◆ **Task to complete**
Only the lines that contain the string "list" belong in the answer; pull them from the records.

◆ **Dataset content**
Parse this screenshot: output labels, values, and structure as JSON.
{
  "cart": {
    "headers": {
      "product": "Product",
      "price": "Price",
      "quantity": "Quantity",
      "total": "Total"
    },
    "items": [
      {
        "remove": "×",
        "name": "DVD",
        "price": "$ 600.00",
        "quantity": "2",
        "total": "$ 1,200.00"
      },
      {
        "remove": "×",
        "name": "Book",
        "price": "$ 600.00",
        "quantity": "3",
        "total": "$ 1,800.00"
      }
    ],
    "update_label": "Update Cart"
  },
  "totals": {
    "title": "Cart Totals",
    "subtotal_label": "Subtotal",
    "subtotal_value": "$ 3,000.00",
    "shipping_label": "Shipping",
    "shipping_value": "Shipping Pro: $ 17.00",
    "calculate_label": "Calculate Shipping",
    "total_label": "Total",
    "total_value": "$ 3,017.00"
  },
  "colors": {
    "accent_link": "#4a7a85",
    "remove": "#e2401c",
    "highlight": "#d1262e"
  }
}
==
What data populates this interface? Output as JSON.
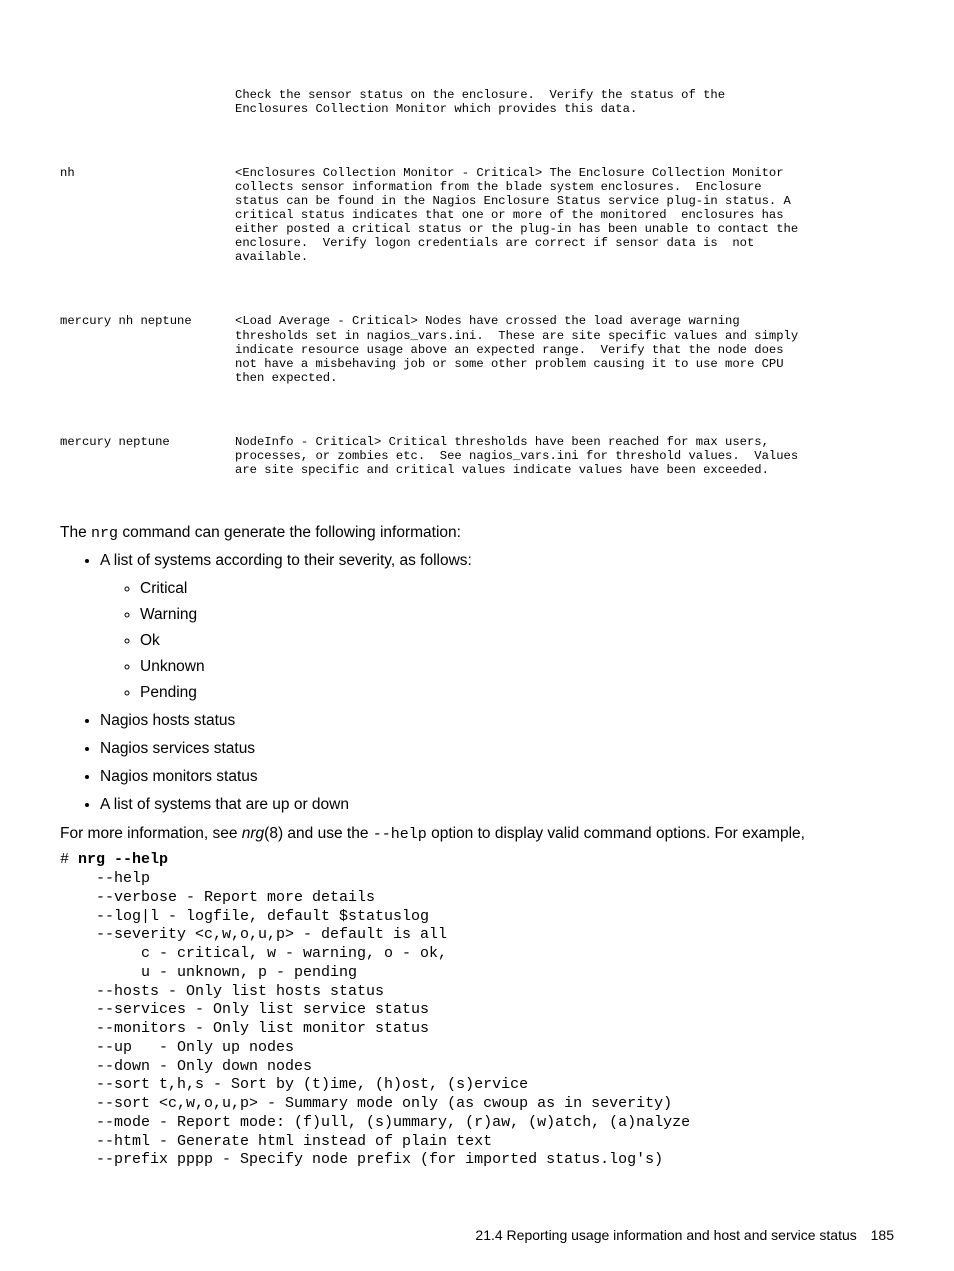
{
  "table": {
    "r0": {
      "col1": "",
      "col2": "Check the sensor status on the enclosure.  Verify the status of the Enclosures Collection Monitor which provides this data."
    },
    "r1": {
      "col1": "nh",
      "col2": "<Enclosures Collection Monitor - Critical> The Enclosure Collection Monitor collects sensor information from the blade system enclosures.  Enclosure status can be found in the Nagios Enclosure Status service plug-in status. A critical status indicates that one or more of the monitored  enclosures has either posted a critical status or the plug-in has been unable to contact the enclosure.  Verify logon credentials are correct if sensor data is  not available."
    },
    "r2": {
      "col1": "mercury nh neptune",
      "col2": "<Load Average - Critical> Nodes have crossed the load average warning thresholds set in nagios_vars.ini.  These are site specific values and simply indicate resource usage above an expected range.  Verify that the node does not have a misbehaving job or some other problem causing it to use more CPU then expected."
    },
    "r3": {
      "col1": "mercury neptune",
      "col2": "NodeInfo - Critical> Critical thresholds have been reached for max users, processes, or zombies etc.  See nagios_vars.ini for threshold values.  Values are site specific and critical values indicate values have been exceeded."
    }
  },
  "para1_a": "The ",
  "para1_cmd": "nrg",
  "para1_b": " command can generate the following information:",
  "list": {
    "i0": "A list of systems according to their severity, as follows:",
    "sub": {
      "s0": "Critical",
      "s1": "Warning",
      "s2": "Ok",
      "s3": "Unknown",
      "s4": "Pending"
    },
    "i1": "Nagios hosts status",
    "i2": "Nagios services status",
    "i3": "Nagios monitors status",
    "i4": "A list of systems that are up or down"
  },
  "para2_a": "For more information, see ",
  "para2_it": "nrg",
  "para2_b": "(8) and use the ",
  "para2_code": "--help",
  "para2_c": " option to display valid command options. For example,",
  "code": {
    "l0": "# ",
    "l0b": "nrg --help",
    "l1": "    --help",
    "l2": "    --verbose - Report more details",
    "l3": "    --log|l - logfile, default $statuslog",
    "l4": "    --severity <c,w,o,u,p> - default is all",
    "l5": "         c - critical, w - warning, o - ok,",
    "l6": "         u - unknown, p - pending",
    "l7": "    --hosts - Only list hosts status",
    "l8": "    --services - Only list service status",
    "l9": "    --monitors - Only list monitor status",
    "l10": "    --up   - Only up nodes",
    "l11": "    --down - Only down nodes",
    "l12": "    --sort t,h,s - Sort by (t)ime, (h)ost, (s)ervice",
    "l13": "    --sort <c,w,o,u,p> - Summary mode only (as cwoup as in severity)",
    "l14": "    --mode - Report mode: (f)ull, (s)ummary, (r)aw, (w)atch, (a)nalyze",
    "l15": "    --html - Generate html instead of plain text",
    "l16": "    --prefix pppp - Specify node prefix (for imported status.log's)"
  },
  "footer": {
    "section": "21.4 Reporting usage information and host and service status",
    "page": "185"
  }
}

◆ **Answer space**
  "list": {
    "i0": "A list of systems according to their severity, as follows:",
    "i4": "A list of systems that are up or down"
    "l7": "    --hosts - Only list hosts status",
    "l8": "    --services - Only list service status",
    "l9": "    --monitors - Only list monitor status",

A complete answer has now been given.